The Vermont Standard eEdition

The Vermont Standard eEdition is available for any school to use in their classrooms or library for Free. The eEdition is an electronic version of the complete printed paper.

To see previous editions containing YOUTH VOICES see:




For more information on this program please contact:

Kat Fulcher at The Vermont Standard at 802-457-1313, kfulcher@thevermontstandard or Jennifer Belton at The Norman Williams Library at Jennifer@normanwilliams.org.

What’s new on the shelf?

Wednesday, September 11th, 2013
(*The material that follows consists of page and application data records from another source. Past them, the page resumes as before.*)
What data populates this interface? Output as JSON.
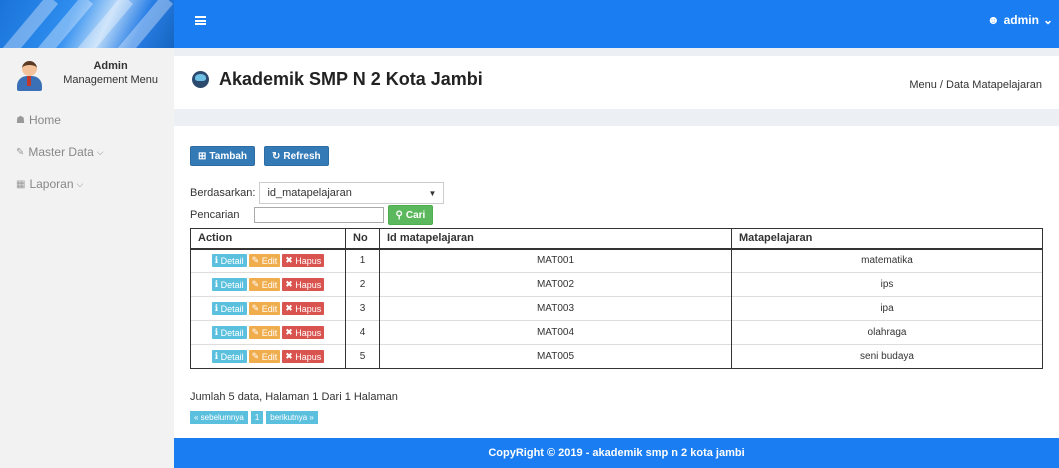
{
  "sidebar": {
    "user_name": "Admin",
    "user_role": "Management Menu",
    "items": [
      {
        "icon": "home-icon",
        "label": "Home",
        "chevron": ""
      },
      {
        "icon": "edit-icon",
        "label": "Master Data",
        "chevron": "⌵"
      },
      {
        "icon": "calendar-icon",
        "label": "Laporan",
        "chevron": "⌵"
      }
    ]
  },
  "topbar": {
    "user_label": "admin"
  },
  "header": {
    "title": "Akademik SMP N 2 Kota Jambi",
    "breadcrumb": "Menu / Data Matapelajaran"
  },
  "toolbar": {
    "tambah_label": "Tambah",
    "refresh_label": "Refresh"
  },
  "filter": {
    "label": "Berdasarkan:",
    "selected": "id_matapelajaran",
    "search_label": "Pencarian",
    "search_value": "",
    "search_button": "Cari"
  },
  "table": {
    "headers": [
      "Action",
      "No",
      "Id matapelajaran",
      "Matapelajaran"
    ],
    "action_labels": {
      "detail": "Detail",
      "edit": "Edit",
      "hapus": "Hapus"
    },
    "rows": [
      {
        "no": "1",
        "id": "MAT001",
        "name": "matematika"
      },
      {
        "no": "2",
        "id": "MAT002",
        "name": "ips"
      },
      {
        "no": "3",
        "id": "MAT003",
        "name": "ipa"
      },
      {
        "no": "4",
        "id": "MAT004",
        "name": "olahraga"
      },
      {
        "no": "5",
        "id": "MAT005",
        "name": "seni budaya"
      }
    ]
  },
  "summary": "Jumlah 5 data, Halaman 1 Dari 1 Halaman",
  "pager": {
    "prev": "« sebelumnya",
    "current": "1",
    "next": "berikutnya »"
  },
  "footer": "CopyRight © 2019 - akademik smp n 2 kota jambi",
  "colors": {
    "primary": "#1a7df2",
    "btn_blue": "#337ab7",
    "btn_green": "#5cb85c",
    "detail": "#5bc0de",
    "edit": "#f0ad4e",
    "hapus": "#d9534f"
  }
}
This blog lists new bookss in the adult collection, linked by the theme of life during and after wartime.  Thomas Keneally, the author of Shindler’s list, has written The Daughters of Mars, about 2 Australian sisters who work as nurses during World War I.  Children of the Jacaranda Tree, by Sahar Delijani, tells a multi-generational tale of life in Iran centered around the revolution of 1979, political activism, government sponsored political murder.  Sparta, by Roxana Robinson, tells of a well educated young man who spends 4 years fighting in the Iraq War, then returns to the “unique estrangement that modern soldiers face as they attempt to rejoin the society they’ve fought for.”  This is an exceptional book, and may well become the classic war story of the Iraq-Afghanistan conflict. The First Rule of Swimming, by Courtney Brkic, is a multi-generational saga of a Croatian family during World War II, and the legacy of secrecy and betrayal that has been inherited by the present day generation.  Ru Freeman’s On Sal Mal Lane is a novel of life in Sri Lanka, in the early 1980s, on the verge of civil war.  Scott Anderson’s Lawrence in Arabia, currently on the New York Times bestseller list, recounts the exploits of 4 foreigners in the Middle East during World War I, and shows how their actions contributed to the Middle East of today, rife with conflict.  Even if war stories are not your favorite reads, there is plenty to delight.  Come by and browse.
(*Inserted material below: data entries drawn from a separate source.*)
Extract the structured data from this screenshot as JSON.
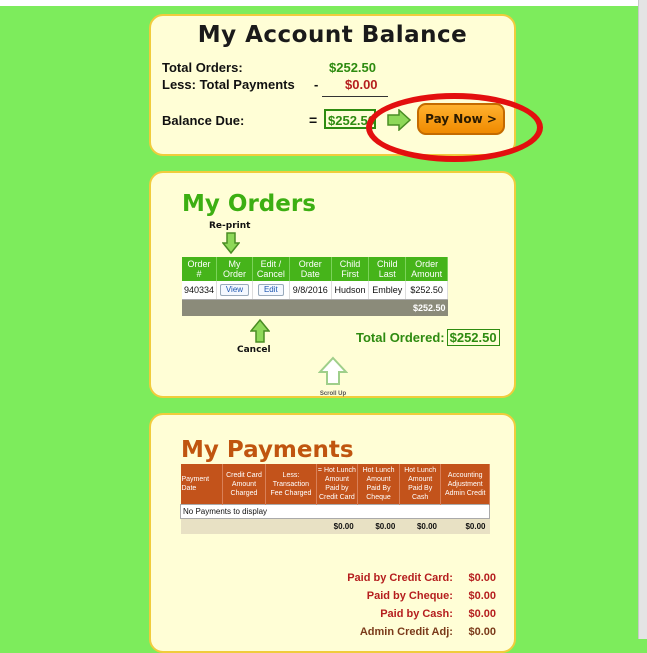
{
  "balance": {
    "title": "My Account Balance",
    "total_orders_label": "Total Orders:",
    "total_orders_value": "$252.50",
    "less_payments_label": "Less: Total Payments",
    "minus_sign": "-",
    "less_payments_value": "$0.00",
    "balance_due_label": "Balance Due:",
    "equals_sign": "=",
    "balance_due_value": "$252.50",
    "pay_now_label": "Pay Now >"
  },
  "orders": {
    "title": "My Orders",
    "reprint_label": "Re-print",
    "cancel_label": "Cancel",
    "columns": [
      "Order #",
      "My Order",
      "Edit / Cancel",
      "Order Date",
      "Child First",
      "Child Last",
      "Order Amount"
    ],
    "rows": [
      {
        "order_no": "940334",
        "view_label": "View",
        "edit_label": "Edit",
        "date": "9/8/2016",
        "child_first": "Hudson",
        "child_last": "Embley",
        "amount": "$252.50"
      }
    ],
    "subtotal": "$252.50",
    "total_ordered_label": "Total Ordered:",
    "total_ordered_value": "$252.50",
    "scroll_up_label": "Scroll Up"
  },
  "payments": {
    "title": "My Payments",
    "columns": [
      "Payment Date",
      "Credit Card Amount Charged",
      "Less: Transaction Fee Charged",
      "= Hot Lunch Amount Paid by Credit Card",
      "Hot Lunch Amount Paid By Cheque",
      "Hot Lunch Amount Paid By Cash",
      "Accounting Adjustment Admin Credit"
    ],
    "empty_message": "No Payments to display",
    "sums": [
      "$0.00",
      "$0.00",
      "$0.00",
      "$0.00"
    ],
    "totals": [
      {
        "label": "Paid by Credit Card:",
        "value": "$0.00"
      },
      {
        "label": "Paid by Cheque:",
        "value": "$0.00"
      },
      {
        "label": "Paid by Cash:",
        "value": "$0.00"
      },
      {
        "label": "Admin Credit Adj:",
        "value": "$0.00"
      }
    ]
  },
  "colors": {
    "background": "#7dec5c",
    "card": "#fffed6",
    "orders_accent": "#46b41a",
    "payments_accent": "#c3531b",
    "highlight_circle": "#e30f0f"
  },
  "icons": [
    "arrow-right-icon",
    "arrow-down-icon",
    "arrow-up-icon",
    "scroll-up-icon"
  ]
}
Sidney Schwartzman’s Art Featured

Thursday, September 5th, 2013

Sidney Schwartzman is the selected artist for display in the Library Mezzanine for the month of September, 2013. Background on the artist is provided by his son, David Schwartzman:

Sid lived and worked in Woodstock from 1948 until 1959, when he went to California and then on to Ajijic, Mexico in the late 60′s, where he lived until his death on March 27, 2002.

Sid painted in an impressionistic – expressionistic style from the start of his professional career. He was infatuated with color theory and was considered a painter’s painter.

The show, which will feature major works as well as some drawings, will be divided into two parts and the second part will go up about September 18, 2013.

There will be a discussion of the works and the artist, led by his son David, at a time to be announced.


What’s new on the bookshelf?

Wednesday, September 4th, 2013

This blog highlights new murder mysteries in the adult collection.  Alex Grecian offers the second volume in his series called Scotland Yard’s Murder Squad: The Black Country, which concerns murders in the coal mining country of the British Midlands region in the 1890s.  Green-Eyed Lady, by Chuck Greaves, describes the investigation of a man framed for murder and theft of a valuable painting.  No Regrets, Coyote by John Dufresne is a noir fiction about a detective whose personal life is troubled, investigating the murder of an entire family, set against extensive public corruption and organized crime.  For those who like their serial murder mysteries with a bit of paranormal ability and ghosts, there is Darynda Jones’ Fifth Grave Past the Light.  Lindsey Davis offers another twist in murder mysteries with The Ides of April, set in ancient Rome, involving a woman investigator.  In modern day Rome and Tuscany, Katherine Page’s latest Faith Fairchild mystery, The Body in the Piazza, recounts the Fairchild’s vacation, interrupted first by murder and then sabotage of their friend’s cooking school.  David Mark has penned Original Skin, about a serial murder investigation linked to underground erotic groups, drug trafficking, and political corruption.  If that isn’t enough, stop by the library; there is more murder and mayhem arriving daily!